Background: Recurrent patellar instability is a common problem after dislocation. The medial patellofemoral ligament (MPFL) contributes 40-80% of the total medial restraining forces. This study assessed the clinical and radiological outcome after a follow-up of 4 years after linear MPFL reconstruction using an ipsilateral Semitendinosus tendon autograft.
Study design and methods: 15 knees in 12 patients were examined with a mean of 47 months after linear reconstruction of the MPFL at a mean age of 30 years. 3 knees underwent previous surgery. 3 patients had mild trochlear dysplasia grade I or II, according to the classification of Dejour. If preoperative tibial tuberosity-trochlear groove distance (TTTG) was more than 15 mm, patients underwent additional medialisation of the tibial tuberosity (n=8) creating a similar postoperative situation for all patients. All patients were available for a postoperative evaluation, which consisted of a subjective questionnaire, the Kujala score, and the recording of potential patellar redislocation and apprehension. Patellar height and tilt was measured on plain radiographs. Postoperative CT scans were performed in patients with an additional tibial tuberosity-transfer.
Results: Postoperatively, one patient reported on recurrent bilateral redislocation. Physical examination however revealed no findings. Three knees presented with persistent patellar apprehension. Thirteen knees had improved subjectively after surgery. The mean Kujala score improved significantly from 55.0 to 85.7 points. The patellar tilt decreased significantly from 11.3 degrees to 9.2 degrees. Four knees had patella alta preoperatively, but only two at the latest follow-up visit. Previous surgery or additional trochlear dysplasia had no influence on the clinical outcome.
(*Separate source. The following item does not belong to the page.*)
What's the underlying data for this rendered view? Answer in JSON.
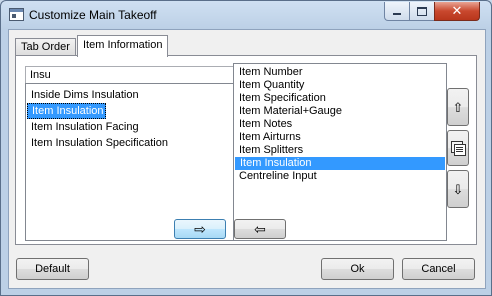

Conclusion: MPFL reconstruction improves clinical symptoms, reduces the patellar tilt substantially, and may correct patella alta. Additional mild trochlear dysplasia did not compromise the outcome; however, this fact needs further attention in a larger study group.